2
$\begingroup$

Semi-gradient methods work well in reinforcement learning, but what is there a reason of not using the true gradient if it can be computed?

I tried it on the cart pole problem with a deep Q-network and it performed much worse than traditional semi-gradient. Is there a concrete reason for this?

$\endgroup$
1
$\begingroup$

Semi gradient methods work well in Reinforcement Learning, but what is the reason of not using the true gradient if it can be computed?

Just complexity and extra computation, in many cases for a marginal benefit.

I tried it on the cart pole problem with a deep Q-Network and it performed much worse than traditional semi gradient, is there a concrete reason for this?

It is hard to tell, without exploring the implementation in detail.

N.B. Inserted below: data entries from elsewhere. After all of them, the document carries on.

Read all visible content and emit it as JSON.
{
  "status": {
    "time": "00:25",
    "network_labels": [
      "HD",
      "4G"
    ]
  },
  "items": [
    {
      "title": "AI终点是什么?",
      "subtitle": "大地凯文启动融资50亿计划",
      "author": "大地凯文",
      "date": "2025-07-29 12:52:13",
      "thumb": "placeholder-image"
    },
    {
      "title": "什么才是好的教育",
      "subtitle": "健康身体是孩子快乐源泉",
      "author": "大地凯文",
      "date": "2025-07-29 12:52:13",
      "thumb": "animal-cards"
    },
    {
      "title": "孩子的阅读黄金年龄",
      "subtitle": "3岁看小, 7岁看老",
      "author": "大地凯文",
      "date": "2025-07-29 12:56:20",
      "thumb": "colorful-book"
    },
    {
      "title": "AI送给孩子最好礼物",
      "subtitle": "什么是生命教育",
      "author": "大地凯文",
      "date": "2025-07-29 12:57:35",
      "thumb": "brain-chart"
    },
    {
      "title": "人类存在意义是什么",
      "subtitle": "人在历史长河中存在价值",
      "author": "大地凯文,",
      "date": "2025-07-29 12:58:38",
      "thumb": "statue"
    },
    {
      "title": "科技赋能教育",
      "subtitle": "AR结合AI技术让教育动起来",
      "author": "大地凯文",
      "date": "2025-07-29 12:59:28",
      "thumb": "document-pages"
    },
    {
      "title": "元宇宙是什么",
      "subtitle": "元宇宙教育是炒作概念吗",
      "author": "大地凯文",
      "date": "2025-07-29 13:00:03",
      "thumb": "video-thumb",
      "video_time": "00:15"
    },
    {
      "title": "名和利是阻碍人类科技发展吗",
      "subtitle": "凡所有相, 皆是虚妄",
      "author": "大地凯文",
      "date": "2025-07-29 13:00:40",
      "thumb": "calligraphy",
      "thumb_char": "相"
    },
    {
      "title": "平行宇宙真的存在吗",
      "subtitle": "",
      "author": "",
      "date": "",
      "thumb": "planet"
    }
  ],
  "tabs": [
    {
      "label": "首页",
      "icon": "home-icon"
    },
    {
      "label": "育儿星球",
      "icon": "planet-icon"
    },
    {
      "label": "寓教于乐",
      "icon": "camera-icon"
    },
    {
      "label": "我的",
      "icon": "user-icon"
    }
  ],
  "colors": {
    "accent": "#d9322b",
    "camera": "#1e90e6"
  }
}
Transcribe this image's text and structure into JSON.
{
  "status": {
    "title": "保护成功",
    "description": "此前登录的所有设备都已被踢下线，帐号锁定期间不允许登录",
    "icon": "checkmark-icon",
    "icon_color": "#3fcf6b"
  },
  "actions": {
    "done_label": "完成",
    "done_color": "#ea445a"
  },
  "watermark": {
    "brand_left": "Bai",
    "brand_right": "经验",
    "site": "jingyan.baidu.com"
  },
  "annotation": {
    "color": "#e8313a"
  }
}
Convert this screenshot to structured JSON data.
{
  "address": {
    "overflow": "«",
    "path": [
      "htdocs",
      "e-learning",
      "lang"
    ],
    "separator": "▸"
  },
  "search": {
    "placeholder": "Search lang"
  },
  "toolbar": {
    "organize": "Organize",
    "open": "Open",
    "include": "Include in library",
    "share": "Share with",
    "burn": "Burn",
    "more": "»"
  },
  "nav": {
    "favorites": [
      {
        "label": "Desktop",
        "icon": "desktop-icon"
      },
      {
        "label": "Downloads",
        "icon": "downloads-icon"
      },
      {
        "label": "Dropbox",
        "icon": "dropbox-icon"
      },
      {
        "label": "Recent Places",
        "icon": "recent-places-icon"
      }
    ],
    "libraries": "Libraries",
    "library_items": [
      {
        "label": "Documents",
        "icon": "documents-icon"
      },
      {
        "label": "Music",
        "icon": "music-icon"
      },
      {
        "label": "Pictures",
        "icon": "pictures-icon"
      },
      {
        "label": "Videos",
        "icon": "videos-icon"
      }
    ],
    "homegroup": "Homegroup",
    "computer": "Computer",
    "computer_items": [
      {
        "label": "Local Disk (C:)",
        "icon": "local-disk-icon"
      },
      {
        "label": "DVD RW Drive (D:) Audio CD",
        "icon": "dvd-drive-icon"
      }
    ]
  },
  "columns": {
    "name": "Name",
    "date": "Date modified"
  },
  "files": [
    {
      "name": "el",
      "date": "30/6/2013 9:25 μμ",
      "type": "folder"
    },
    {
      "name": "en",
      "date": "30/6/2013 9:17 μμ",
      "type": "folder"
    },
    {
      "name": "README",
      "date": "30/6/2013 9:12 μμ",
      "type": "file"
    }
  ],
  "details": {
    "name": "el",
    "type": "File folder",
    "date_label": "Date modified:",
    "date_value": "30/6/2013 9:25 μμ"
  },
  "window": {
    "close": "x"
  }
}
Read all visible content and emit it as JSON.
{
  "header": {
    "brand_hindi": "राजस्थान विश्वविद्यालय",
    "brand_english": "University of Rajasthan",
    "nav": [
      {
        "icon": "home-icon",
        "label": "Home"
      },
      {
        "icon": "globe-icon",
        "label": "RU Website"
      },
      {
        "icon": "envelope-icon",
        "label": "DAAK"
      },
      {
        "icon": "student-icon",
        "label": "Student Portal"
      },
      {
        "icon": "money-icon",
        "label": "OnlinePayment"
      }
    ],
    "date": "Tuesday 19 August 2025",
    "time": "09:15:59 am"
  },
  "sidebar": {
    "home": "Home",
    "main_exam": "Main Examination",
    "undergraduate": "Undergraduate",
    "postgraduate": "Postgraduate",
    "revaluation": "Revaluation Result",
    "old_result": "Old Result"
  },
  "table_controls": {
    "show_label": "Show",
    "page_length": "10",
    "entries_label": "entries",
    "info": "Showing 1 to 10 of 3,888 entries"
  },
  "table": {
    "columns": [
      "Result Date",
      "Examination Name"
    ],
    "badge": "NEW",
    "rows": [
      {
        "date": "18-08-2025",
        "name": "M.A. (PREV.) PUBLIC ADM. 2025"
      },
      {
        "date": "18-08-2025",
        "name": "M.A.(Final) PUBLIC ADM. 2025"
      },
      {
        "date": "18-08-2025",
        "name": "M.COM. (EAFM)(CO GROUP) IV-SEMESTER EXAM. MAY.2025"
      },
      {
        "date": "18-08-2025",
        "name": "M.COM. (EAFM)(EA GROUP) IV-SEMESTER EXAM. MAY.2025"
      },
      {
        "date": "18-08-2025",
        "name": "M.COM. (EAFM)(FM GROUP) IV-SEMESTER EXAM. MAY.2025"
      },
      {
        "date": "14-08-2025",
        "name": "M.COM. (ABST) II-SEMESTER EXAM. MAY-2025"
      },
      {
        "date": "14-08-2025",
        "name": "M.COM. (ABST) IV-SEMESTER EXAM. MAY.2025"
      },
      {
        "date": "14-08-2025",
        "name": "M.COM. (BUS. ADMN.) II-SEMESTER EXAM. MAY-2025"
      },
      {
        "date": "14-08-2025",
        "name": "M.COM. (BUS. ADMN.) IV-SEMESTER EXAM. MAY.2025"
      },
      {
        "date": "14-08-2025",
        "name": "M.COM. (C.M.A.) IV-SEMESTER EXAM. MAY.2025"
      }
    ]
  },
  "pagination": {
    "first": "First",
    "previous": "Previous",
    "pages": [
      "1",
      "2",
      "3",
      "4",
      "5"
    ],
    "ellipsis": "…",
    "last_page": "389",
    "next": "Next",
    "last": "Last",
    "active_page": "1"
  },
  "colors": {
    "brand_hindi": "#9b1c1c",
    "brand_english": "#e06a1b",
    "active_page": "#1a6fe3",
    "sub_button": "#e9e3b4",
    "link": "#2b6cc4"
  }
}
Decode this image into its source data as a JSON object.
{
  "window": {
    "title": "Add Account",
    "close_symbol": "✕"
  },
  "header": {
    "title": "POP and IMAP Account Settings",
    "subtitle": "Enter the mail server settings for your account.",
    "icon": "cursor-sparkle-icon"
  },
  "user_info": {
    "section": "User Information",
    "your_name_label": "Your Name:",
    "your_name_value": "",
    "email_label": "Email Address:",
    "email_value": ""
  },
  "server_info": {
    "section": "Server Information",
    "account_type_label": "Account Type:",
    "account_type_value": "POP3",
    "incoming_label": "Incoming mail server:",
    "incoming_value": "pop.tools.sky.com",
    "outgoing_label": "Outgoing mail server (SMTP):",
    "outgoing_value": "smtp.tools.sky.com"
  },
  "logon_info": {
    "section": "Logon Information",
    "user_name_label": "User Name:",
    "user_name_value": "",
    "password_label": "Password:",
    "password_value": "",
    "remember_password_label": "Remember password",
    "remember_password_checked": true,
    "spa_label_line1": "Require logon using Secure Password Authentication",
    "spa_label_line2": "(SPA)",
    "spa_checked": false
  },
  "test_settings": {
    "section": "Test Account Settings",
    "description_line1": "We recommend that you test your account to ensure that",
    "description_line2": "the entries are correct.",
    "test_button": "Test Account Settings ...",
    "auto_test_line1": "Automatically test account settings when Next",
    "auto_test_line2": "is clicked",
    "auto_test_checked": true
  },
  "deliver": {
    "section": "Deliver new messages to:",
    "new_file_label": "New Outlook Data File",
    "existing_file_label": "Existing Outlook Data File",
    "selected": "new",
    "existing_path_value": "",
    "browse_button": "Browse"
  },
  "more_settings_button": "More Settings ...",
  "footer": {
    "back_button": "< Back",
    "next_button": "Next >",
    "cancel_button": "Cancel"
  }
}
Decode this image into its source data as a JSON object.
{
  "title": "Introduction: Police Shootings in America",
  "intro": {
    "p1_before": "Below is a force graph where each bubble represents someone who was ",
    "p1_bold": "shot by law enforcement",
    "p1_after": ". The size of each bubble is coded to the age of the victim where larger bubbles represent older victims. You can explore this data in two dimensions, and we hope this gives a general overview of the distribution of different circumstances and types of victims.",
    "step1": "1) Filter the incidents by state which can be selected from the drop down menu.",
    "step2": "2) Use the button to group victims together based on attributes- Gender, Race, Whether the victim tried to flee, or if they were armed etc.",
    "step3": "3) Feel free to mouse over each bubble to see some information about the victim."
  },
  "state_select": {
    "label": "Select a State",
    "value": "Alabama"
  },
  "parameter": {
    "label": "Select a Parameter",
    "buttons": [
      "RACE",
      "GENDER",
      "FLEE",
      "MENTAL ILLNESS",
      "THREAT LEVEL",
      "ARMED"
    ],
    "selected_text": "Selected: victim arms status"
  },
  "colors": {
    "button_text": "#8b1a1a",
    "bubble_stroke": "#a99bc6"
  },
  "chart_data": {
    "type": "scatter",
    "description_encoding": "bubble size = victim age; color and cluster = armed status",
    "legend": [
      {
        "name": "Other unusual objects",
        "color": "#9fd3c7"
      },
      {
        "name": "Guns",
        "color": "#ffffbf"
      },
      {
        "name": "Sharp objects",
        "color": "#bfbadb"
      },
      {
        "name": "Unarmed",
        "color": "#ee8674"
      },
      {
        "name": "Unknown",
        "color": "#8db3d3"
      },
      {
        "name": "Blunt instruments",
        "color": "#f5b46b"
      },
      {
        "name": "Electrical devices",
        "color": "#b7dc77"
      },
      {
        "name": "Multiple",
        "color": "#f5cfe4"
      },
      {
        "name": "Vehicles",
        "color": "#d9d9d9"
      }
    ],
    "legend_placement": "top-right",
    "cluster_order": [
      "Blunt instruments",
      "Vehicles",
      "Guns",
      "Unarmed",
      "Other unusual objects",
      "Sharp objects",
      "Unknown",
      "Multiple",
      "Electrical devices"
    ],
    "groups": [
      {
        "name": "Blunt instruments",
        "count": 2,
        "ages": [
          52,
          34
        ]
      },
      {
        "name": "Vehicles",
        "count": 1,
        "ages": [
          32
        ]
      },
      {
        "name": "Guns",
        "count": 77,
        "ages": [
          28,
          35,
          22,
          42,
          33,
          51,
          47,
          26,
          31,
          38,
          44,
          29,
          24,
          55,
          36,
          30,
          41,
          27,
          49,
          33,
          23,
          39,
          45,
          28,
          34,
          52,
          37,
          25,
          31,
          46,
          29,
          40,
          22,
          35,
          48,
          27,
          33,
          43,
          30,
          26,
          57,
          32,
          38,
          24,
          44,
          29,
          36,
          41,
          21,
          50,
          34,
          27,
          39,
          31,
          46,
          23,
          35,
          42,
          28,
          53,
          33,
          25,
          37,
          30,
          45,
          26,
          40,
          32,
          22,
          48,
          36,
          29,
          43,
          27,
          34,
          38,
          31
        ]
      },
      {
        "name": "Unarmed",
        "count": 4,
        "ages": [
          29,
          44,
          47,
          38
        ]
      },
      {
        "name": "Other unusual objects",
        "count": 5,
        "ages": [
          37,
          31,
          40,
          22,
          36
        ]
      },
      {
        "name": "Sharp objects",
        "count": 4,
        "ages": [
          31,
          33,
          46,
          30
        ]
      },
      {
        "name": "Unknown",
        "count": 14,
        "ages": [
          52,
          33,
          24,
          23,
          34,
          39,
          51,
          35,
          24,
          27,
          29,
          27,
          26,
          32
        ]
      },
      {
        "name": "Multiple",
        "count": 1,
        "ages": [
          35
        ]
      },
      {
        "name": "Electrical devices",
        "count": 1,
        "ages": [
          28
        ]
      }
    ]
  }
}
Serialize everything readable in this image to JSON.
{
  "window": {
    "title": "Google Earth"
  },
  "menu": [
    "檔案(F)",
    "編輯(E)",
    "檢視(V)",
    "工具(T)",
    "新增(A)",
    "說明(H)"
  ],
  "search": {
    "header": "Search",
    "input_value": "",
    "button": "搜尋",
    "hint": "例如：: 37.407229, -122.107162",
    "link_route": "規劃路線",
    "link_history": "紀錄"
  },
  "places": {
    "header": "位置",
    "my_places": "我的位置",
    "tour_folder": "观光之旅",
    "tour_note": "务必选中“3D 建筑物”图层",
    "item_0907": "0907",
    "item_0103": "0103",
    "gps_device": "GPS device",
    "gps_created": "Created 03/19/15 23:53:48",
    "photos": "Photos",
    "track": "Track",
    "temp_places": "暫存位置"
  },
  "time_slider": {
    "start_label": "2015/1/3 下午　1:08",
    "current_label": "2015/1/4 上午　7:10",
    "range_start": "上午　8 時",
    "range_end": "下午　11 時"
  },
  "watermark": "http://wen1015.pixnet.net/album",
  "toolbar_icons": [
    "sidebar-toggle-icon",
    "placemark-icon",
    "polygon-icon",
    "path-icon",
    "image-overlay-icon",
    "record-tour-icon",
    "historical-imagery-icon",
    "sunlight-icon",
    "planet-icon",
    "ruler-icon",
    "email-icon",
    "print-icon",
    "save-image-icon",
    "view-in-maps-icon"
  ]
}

However, DQN is an inherently unstable learning technique that needs care in choosing hyper-parameters that control this instability and offset against learning rate:

  • size of minibatch to train from experience replay on each step
  • number of training steps between taking frozen copies for estimation*
  • whether or not you use double-learning to avoid maximisation bias (more important if you have fine-grained discretisation of continuous action space)

There is a chance that the optimal choices here are different between true gradient and semi gradient approaches.

* The frozen estimator could be a big clue here in your implementation. If you are using this frozen copy technique, it has a big impact on how you should calculate the true gradient, because changing the parameters would no longer change the current TD target - which is what the true gradient approach fixes. However, getting rid of this stability-improving addition in order to get true gradients might on balance make the algorithm less stable - you could try to fix that by taking larger mini-batches.

$\endgroup$

Your Answer

By clicking “Post Your Answer”, you agree to our terms of service, privacy policy and cookie policy

Not the answer you're looking for? Browse other questions tagged or ask your own question.